as a defining aspect of polyamory. A good friend of mine didn't get along with her secondary's wife. Things eventually deteriorated to the point where they were not on speaking terms. Does this mean she ceased to be poly, or to be a "good poly person"? I don't think so. It's easier for all concerned if everyone is good friends with their partners' partners, their partners' partners' partners, and so on, and striving for that is a good idea. But realistically, not everyone in the world gets along with everyone else, and sometimes the people you don't get along with are goig to include your partners' partners. There's a difference between "one shouldn't consider one's partners' partners to be rivals" (which I agree with), and "If you don't get along with your partners' partners, you're not doing polyamory properly, or at all (which is what you seem to me to be saying when you consider this to be a "defining aspect of polyamory").
I think Alan meant real, sincere consent and not coerced one, which i could easily see happening in a relationship with power disparity, like, stereotypically, wife "accepting" mistresses on the side in case of affluent man, or something like that.
But it gets tricky, what's coerced and what's putting up with situation you're not really happy about, but you are torn, not wanting your relationship with paramour let go?
And if there was 'ill-wishes' on behalf of metamours, i would definitely call it "polyamorous relationships with problems". Yes, still poly.
Anyway, defining polyamory sharply is exceedingly difficult, IMO.
Poly is hard, but I'm not sure I'd say it is THAT hard.
One of the things implied in this post seems to be that someone has to be either a saint or very close to it in order to be poly.
A small minority can do it, you have to wish your SO's partners well, etc.
I think that if you are looking at the paragons of poly, the ones that are drowning in compersion and can spend 12 hours processing without a problem, then yes, it is hard.
But if it is just your SO dating another guy and everyone is ok with it, it isn't that big of a deal and it isn't that difficult.
I do have to say, while I wasn't around for the 70's revolution, I have friends who were and I understand your position.
However, to be honest, I don't like that we should have to be poster children for poly. I don't feel like it did anything good for the gay movement and I don't know that it will do the poly movement any good either. I don't feel like I should have to be obligated to be available for Q&A - what I do isn't what everyone does. I don't feel like my relationship model is always perfect. When I started out in poly, I was the only one in my circle who was and I felt like I had to be perfect all the time so people wouldn't blame our problems on poly. And frankly, it sucked and it didn't help my relationships.

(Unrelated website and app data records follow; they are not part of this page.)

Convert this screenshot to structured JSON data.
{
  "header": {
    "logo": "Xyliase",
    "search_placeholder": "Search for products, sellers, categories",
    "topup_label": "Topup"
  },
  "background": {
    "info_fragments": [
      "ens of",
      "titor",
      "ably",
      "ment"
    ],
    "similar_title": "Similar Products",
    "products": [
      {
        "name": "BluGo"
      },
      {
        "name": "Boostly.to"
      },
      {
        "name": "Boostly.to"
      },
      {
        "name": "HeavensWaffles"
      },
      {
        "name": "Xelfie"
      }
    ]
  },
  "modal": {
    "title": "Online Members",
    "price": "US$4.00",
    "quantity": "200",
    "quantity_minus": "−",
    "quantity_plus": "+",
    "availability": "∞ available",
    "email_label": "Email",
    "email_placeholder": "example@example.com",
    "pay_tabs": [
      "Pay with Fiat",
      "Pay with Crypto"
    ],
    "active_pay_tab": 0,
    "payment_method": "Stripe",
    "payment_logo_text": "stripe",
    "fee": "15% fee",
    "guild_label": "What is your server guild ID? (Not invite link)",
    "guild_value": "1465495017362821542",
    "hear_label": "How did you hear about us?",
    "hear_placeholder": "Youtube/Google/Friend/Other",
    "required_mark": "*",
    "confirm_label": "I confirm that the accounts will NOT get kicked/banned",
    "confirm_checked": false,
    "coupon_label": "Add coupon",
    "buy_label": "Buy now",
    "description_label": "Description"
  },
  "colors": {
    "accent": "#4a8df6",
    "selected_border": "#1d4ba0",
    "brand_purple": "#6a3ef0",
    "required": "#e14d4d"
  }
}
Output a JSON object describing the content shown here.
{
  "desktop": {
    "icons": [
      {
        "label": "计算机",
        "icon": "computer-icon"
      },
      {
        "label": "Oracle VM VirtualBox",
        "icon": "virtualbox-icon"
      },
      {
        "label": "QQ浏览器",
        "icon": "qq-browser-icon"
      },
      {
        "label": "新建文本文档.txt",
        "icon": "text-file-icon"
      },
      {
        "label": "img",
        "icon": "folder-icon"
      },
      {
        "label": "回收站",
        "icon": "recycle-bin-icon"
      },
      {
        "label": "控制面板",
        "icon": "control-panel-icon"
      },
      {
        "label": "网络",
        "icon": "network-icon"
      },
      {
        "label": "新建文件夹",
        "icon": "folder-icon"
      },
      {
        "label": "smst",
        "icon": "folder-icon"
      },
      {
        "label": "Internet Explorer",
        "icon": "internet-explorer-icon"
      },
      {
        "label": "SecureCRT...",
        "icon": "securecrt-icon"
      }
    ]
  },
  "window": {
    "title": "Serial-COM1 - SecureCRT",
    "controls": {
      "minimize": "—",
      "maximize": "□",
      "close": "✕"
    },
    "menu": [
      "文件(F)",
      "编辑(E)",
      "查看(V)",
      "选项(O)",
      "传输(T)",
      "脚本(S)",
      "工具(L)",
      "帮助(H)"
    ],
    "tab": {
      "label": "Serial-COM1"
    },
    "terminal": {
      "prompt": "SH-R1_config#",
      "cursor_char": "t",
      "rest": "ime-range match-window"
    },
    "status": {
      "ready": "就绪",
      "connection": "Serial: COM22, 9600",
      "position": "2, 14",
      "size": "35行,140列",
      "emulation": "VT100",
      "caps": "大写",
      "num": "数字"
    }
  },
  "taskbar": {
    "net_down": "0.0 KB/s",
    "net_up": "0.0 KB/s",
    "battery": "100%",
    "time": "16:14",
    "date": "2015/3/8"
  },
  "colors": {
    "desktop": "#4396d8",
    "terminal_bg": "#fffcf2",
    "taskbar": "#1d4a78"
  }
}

Now I just have my relationships. For me it's not a political thing, it's my life and while yes the personal is political, I prefer being able to flatly say, oh guess what, half of mono marriages end in divorce and apparently that system keeps on keeping on. And just . . .live my life.
Rev. Jim Jones,
> Poly is hard, but I'm not
> sure I'd say it is THAT hard.
Well, I'd rather newbies think it's going to be awfully, terribly hard and then be pleasantly surprised if it goes easier, than for people to rush into it hastily and have it wreck their lives/ relationships/ marriages. And then blame people like me.
Maybe it's because I'm a veteran of the free-love and open-marriage movements of the 1960s and 1970s. I've seen too many people get starry-eyed about poly in theory and charge into it when it isn't right for them, and have train wrecks, and then turn conservative because of it. I don't want that on my karma.
Post a Comment